There are pros and cons to both options here. If you choose to sell your house BEFORE you buy the new one, the benefit is that you (and your lender) will know exactly how much money your home sold for, allowing you to set an appropriate budget. Of course, this means you will have to find somewhere to live in between the sale of your house and the purchase of the new one, and you will have people coming to view your home while you are still living in it.
If you choose to sell your house AFTER you buy the new one, the move will be fairly seamless and, by the time you sell your first home, it will be vacant for showing! The negatives here are that you will have some uncertainty in the budget which can be a large problem when getting a loan on the new house. The other issue is that if your house takes some time to sell, you will end up paying for two houses.
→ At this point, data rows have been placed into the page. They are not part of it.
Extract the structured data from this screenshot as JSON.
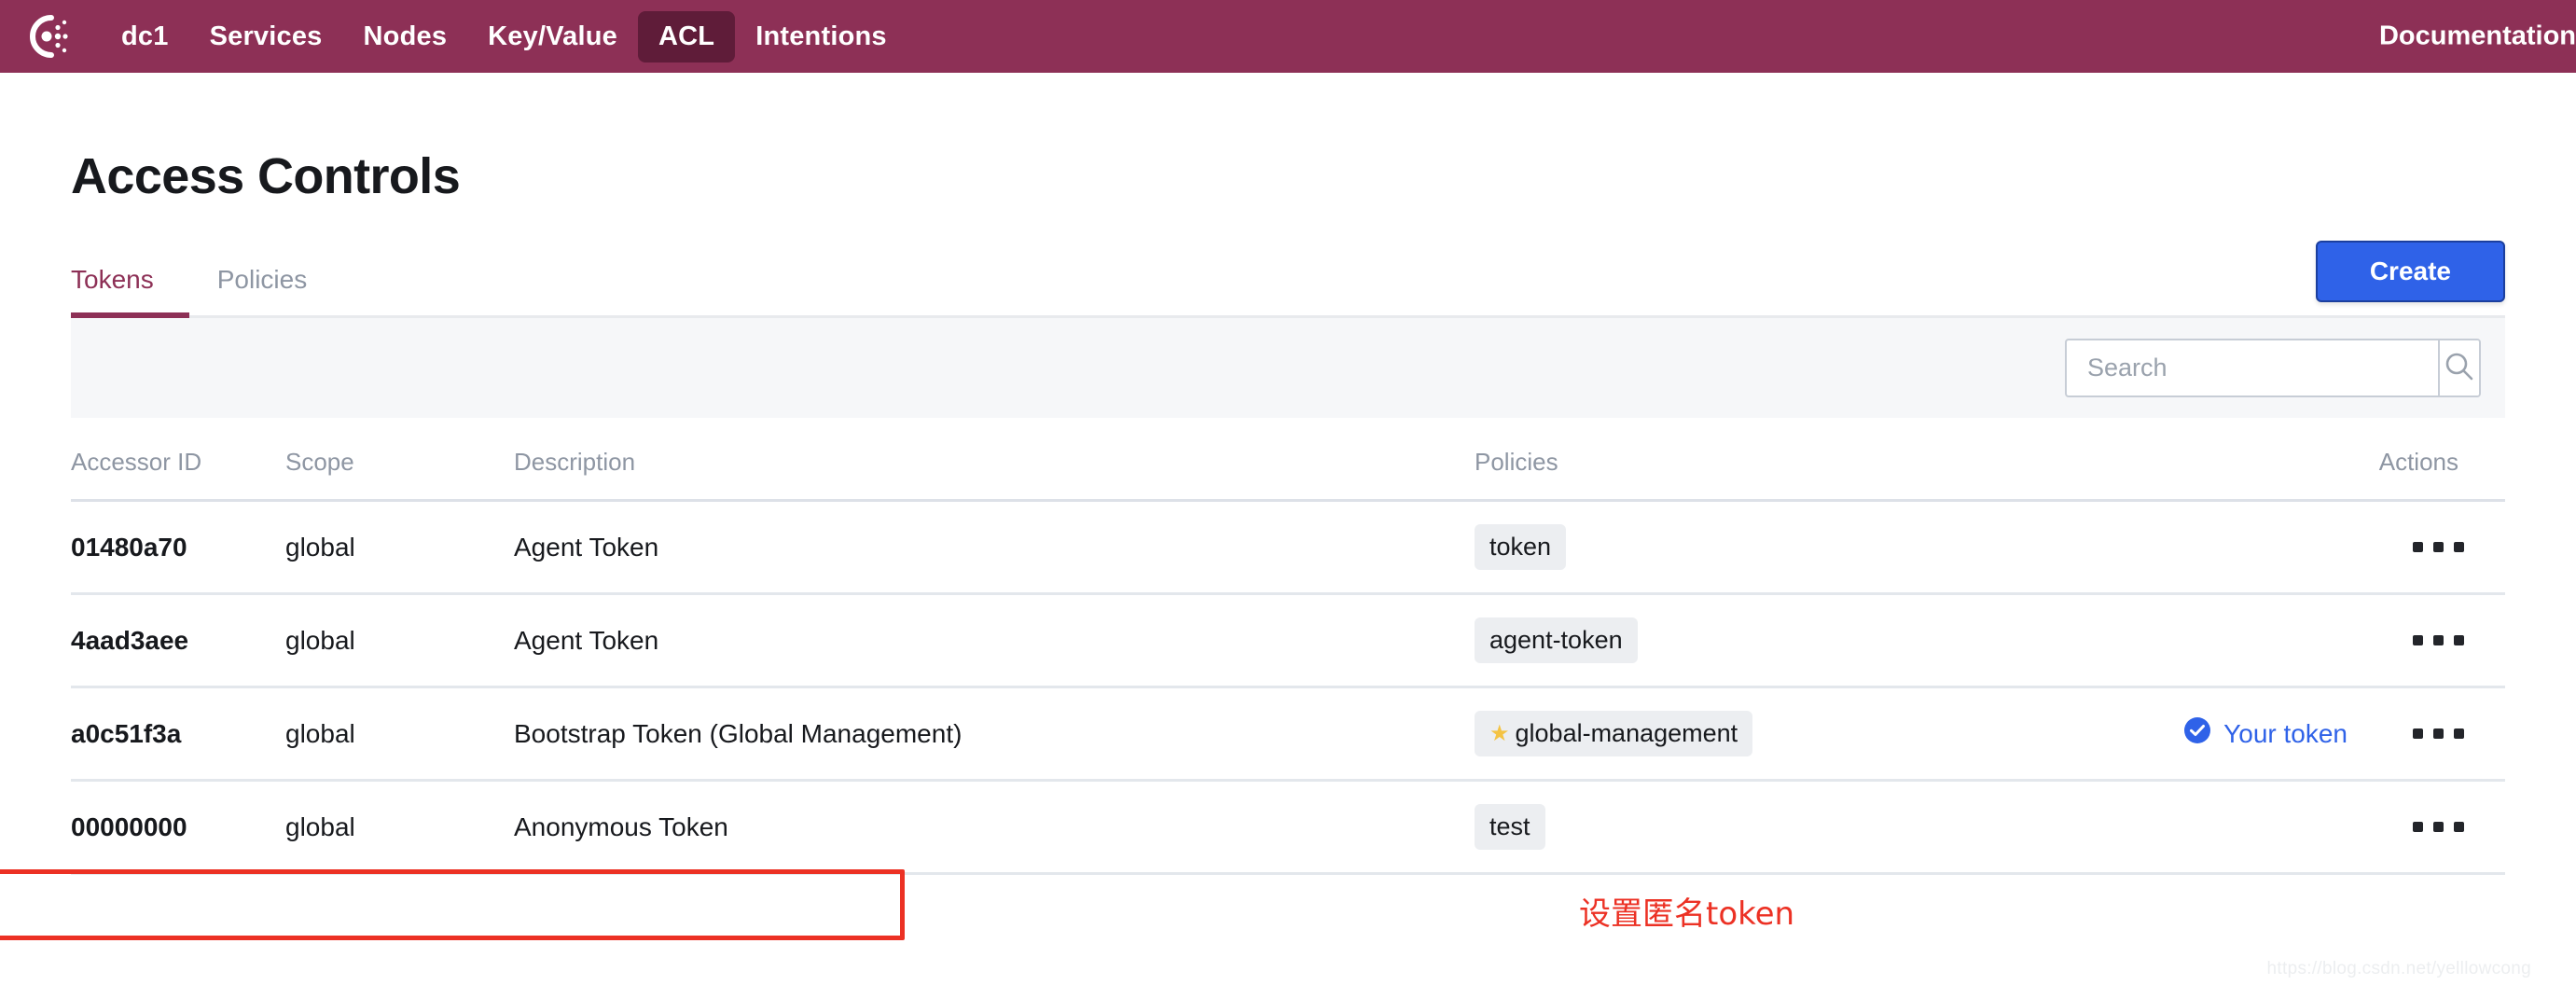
{
  "navbar": {
    "logo_icon": "consul-logo-icon",
    "brand_color": "#8d3056",
    "active_bg": "#5f1c39",
    "items": [
      {
        "label": "dc1",
        "active": false
      },
      {
        "label": "Services",
        "active": false
      },
      {
        "label": "Nodes",
        "active": false
      },
      {
        "label": "Key/Value",
        "active": false
      },
      {
        "label": "ACL",
        "active": true
      },
      {
        "label": "Intentions",
        "active": false
      }
    ],
    "documentation_label": "Documentation"
  },
  "page": {
    "title": "Access Controls"
  },
  "tabs": [
    {
      "label": "Tokens",
      "active": true
    },
    {
      "label": "Policies",
      "active": false
    }
  ],
  "actions": {
    "create_label": "Create",
    "create_color": "#2f62e8"
  },
  "search": {
    "placeholder": "Search",
    "value": "",
    "icon": "search-icon"
  },
  "table": {
    "headers": {
      "accessor_id": "Accessor ID",
      "scope": "Scope",
      "description": "Description",
      "policies": "Policies",
      "actions": "Actions"
    },
    "rows": [
      {
        "accessor_id": "01480a70",
        "scope": "global",
        "description": "Agent Token",
        "policy": "token",
        "policy_starred": false,
        "your_token": false,
        "highlighted": false
      },
      {
        "accessor_id": "4aad3aee",
        "scope": "global",
        "description": "Agent Token",
        "policy": "agent-token",
        "policy_starred": false,
        "your_token": false,
        "highlighted": false
      },
      {
        "accessor_id": "a0c51f3a",
        "scope": "global",
        "description": "Bootstrap Token (Global Management)",
        "policy": "global-management",
        "policy_starred": true,
        "your_token": true,
        "highlighted": false
      },
      {
        "accessor_id": "00000000",
        "scope": "global",
        "description": "Anonymous Token",
        "policy": "test",
        "policy_starred": false,
        "your_token": false,
        "highlighted": true
      }
    ],
    "your_token_label": "Your token",
    "your_token_color": "#2f62e8",
    "star_color": "#f4c343"
  },
  "annotation": {
    "text": "设置匿名token",
    "color": "#ec3124"
  },
  "watermark": {
    "text": "https://blog.csdn.net/yelllowcong"
  }
}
So, really, it’s up to you to figure out what you’re most comfortable with and what you can budget!
What should I look for in an investment property?
Whether you’re thinking about resale value down the road, a quick reno-and-flip job, or for long-term rentability as a landlord, location is the golden rule of real estate. If you’re looking to buy for investment purposes down the road, consider that it might be tougher to sell a nice house in an unappealing community. Of course, when looking into the future, there are quite a few things that can come about.
Here are some questions to ask when considering buying a home:
– Is the area experiencing population, income, and employment growth?
– Will the area benefit from an economic or real estate ripple effect?
– Are there any major transportation improvements in the works?
– Is there a short-term problem happening right now that is likely to disappear in the future?
Should I buy or continue to rent?
Depending on circumstances, different options will be better for different people. By and large, purchasing a home can be a very solid investment and, if you get a good interest rate, mortgage payments can sometimes be cheaper than paying rent. One of the most important things to consider when buying a home is the length you plan on staying if you were to purchase. If the answer is only a few years, it’s likely the better decision is to continue renting. Another question to ask yourself is if you are ready to take on the additional “responsibilities” of owning a home. Are you ready for general home maintenance that will come about?
With the importance of such a big purchase, it stands to reason that you might have a few burning questions you need answered. We hope this list of common home buyer questions helps you with any concerns you may have had with your process. If you’ve read through and have any questions beyond these listed here, please feel free to reach out to Mosaik Homes; we’d love to hear from you!